Here's One Way to Kill Medicare Advantage
Medicare Advantage is a fairly popular part of Medicare, allowing seniors to opt out of the conventional government-run system and instead select private coverage offered by health insurers.
Medicare Advantage is a fairly popular part of Medicare, allowing seniors to opt out of the conventional government-run system and instead select private coverage offered by health insurers. Nationally, around 30 percent of all Medicare beneficiaries are enrolled in a private plan.
Needless to say, this drives the left nuts, as it opens the door to the heretical idea that individuals might have some slight ability to make decisions for themselves where before the decisions were made by government bureaucrats. Killing Medicare Advantage (MA) has been a priority of the left for a while now, and they have succeeded in chipping away at it in recent years, including cuts in payments paid to insurers who provide MA coverage. The basic idea is to reduce payments so fewer insurers will be willing to participate in the program, strangling it over time.
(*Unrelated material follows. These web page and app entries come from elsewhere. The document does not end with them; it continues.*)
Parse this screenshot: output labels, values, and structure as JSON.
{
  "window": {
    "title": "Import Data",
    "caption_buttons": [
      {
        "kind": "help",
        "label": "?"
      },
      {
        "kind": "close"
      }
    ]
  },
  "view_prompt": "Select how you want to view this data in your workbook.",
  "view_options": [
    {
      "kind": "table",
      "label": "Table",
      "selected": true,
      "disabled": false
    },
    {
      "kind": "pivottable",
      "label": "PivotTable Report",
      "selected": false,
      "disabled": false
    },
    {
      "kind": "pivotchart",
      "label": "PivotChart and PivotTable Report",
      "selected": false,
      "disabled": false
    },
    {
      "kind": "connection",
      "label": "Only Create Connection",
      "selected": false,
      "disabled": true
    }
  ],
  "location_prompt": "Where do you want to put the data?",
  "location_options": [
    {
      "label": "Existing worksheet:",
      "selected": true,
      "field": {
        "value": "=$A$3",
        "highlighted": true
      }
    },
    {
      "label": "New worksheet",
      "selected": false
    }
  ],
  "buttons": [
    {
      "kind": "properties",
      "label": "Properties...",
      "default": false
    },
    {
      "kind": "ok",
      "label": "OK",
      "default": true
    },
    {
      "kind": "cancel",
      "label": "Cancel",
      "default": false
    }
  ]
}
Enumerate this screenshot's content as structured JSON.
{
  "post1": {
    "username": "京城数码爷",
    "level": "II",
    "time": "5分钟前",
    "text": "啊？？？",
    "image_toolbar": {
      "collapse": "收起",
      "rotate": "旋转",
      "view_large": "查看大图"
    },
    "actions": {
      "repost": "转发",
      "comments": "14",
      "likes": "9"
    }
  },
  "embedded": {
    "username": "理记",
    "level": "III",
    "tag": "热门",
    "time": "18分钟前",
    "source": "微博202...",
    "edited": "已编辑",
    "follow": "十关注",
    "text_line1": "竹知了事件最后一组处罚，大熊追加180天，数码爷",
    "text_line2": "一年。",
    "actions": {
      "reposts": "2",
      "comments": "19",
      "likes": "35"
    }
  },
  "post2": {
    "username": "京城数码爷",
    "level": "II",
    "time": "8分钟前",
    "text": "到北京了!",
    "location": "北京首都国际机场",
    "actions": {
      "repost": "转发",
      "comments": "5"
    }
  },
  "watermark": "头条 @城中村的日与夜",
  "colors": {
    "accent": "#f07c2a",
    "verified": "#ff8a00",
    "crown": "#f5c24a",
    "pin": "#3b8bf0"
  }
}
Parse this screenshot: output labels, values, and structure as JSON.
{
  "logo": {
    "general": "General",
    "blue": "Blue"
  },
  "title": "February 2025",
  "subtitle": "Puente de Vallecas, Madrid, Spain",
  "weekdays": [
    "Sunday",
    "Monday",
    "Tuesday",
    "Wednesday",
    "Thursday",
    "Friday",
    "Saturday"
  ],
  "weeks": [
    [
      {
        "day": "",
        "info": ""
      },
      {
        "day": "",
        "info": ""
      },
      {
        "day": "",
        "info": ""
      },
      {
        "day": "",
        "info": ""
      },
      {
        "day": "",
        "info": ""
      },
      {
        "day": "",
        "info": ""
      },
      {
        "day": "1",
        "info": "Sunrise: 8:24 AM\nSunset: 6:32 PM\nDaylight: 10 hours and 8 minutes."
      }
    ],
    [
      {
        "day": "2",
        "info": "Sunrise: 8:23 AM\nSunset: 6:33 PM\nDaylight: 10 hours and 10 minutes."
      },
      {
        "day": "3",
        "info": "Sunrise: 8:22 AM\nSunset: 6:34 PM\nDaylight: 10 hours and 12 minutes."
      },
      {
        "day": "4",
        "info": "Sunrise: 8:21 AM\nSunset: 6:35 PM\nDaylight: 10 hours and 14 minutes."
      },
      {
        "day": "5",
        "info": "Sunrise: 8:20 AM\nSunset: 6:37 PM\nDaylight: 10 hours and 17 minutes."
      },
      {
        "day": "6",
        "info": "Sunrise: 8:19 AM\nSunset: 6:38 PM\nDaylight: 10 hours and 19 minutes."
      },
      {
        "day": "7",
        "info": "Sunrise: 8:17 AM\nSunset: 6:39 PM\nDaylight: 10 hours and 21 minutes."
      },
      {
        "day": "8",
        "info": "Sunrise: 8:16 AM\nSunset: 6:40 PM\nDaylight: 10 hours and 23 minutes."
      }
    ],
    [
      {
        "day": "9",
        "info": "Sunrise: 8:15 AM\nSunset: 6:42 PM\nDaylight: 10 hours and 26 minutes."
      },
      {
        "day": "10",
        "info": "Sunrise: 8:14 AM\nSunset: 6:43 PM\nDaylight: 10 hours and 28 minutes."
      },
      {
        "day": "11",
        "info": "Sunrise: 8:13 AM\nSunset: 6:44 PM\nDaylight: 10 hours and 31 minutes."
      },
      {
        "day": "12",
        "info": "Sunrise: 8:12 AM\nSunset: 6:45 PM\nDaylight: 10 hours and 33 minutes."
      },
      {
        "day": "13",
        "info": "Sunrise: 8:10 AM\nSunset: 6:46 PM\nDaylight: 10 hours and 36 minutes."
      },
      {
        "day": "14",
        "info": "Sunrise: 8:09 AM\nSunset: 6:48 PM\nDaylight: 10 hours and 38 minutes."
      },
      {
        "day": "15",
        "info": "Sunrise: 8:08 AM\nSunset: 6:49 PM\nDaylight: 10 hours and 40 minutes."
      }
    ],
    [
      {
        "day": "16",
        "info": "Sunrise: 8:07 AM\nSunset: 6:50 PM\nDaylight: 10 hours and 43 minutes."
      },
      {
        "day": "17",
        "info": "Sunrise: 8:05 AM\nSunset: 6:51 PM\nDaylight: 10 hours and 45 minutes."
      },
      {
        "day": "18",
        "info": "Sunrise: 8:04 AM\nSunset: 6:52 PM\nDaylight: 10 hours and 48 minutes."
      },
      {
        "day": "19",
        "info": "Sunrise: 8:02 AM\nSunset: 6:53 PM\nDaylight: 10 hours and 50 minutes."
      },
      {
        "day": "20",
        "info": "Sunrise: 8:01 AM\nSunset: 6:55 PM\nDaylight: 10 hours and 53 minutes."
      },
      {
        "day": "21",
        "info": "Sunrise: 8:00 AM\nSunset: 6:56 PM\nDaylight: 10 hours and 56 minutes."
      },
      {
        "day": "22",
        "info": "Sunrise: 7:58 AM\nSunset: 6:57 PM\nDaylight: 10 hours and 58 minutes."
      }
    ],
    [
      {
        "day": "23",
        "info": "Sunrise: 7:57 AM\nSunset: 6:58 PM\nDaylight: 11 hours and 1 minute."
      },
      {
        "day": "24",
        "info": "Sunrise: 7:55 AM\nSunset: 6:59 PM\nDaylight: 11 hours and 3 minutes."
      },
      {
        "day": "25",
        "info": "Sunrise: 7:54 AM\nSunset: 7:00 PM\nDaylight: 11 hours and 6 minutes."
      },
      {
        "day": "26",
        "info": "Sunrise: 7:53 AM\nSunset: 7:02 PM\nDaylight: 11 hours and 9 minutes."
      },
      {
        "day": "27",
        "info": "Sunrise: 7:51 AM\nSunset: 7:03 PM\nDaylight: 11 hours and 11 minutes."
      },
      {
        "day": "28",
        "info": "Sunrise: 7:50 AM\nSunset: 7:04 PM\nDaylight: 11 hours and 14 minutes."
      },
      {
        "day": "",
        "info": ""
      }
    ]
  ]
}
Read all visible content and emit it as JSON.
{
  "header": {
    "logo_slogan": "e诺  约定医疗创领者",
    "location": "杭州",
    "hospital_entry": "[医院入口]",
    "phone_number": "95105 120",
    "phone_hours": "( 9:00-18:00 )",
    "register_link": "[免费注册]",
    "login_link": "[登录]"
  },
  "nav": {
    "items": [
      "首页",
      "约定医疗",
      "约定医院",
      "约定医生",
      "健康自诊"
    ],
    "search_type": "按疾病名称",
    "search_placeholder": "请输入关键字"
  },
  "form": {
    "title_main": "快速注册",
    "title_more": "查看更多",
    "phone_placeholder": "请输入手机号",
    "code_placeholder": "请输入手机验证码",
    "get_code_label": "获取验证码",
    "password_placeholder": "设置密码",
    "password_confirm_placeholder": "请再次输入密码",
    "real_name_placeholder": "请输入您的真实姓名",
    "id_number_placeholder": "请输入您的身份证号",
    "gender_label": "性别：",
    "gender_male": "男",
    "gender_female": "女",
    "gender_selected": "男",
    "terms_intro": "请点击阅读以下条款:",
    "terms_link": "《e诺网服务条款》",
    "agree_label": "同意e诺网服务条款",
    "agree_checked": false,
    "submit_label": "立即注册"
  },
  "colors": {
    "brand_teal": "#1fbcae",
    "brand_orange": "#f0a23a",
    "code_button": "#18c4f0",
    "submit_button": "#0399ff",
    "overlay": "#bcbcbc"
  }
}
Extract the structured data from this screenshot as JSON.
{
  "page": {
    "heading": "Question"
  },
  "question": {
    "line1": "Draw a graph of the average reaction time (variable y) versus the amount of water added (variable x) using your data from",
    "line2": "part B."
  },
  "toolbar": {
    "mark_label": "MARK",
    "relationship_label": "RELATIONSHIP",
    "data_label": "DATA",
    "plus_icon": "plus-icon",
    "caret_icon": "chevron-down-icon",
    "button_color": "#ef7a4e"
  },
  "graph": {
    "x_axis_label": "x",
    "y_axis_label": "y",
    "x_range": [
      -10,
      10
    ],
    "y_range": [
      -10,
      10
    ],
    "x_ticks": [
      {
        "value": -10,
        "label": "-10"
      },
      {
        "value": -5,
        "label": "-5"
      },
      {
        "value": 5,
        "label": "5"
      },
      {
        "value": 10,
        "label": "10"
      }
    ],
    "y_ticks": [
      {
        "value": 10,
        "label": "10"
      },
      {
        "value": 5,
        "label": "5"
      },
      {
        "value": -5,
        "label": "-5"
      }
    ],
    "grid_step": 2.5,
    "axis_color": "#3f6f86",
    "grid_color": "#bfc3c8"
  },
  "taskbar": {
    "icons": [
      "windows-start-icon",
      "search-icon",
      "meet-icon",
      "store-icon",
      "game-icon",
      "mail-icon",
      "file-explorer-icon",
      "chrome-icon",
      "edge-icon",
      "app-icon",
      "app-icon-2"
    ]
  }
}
It looks like the left has found another strategy to make MA less appealing for insurers to participate in, by hitting them with massive fines for inaccuracies in their provider directories. Susan Jaffe of Kaiser Health News reports today:
Starting next year, the federal government will require health insurers to give millions of Americans enrolled in Medicare Advantage plans or in policies sold in the federally run health exchange up-to-date details about which doctors are in their plans and taking new patients.
Medicare Advantage plans and most exchange plans restrict coverage to a network of doctors, hospitals and other health care providers that can change during the year...
On its face, reasonable enough - patients should have some idea of which doctors are in or out of the plans they are considering. What's interesting is the penalty for MA plans that have a mistake or outdated data on their plan directories:
Inaccuracies in the Medicare Advantage directories may trigger penalties of up to $25,000 a day per beneficiary or bans on new enrollment and marketing.
Whoa. That's pretty steep, and it's easy to see how an insurer might, as a result of just a few errors, take a big hit and decide the compliance costs and risk of severe financial penalties make it no longer worthwhile to participate in MA.
But because they're also targeting private insurers selling on the Obamacare exchanges, surely there's no reason to believe this is the sought-after result, right?
The federal exchange plans could face penalties of up to $100 per day per affected beneficiary for problems in their directories.
So, $100 a day for insurers serving Obamacare, which the administration obviously doesn't want to drive insurers away from, vs. $25,000 per day plus potential enrollment and marketing bans for the exact same infraction when committed by an MA insurer.
It's not difficult to figure out what's going on here.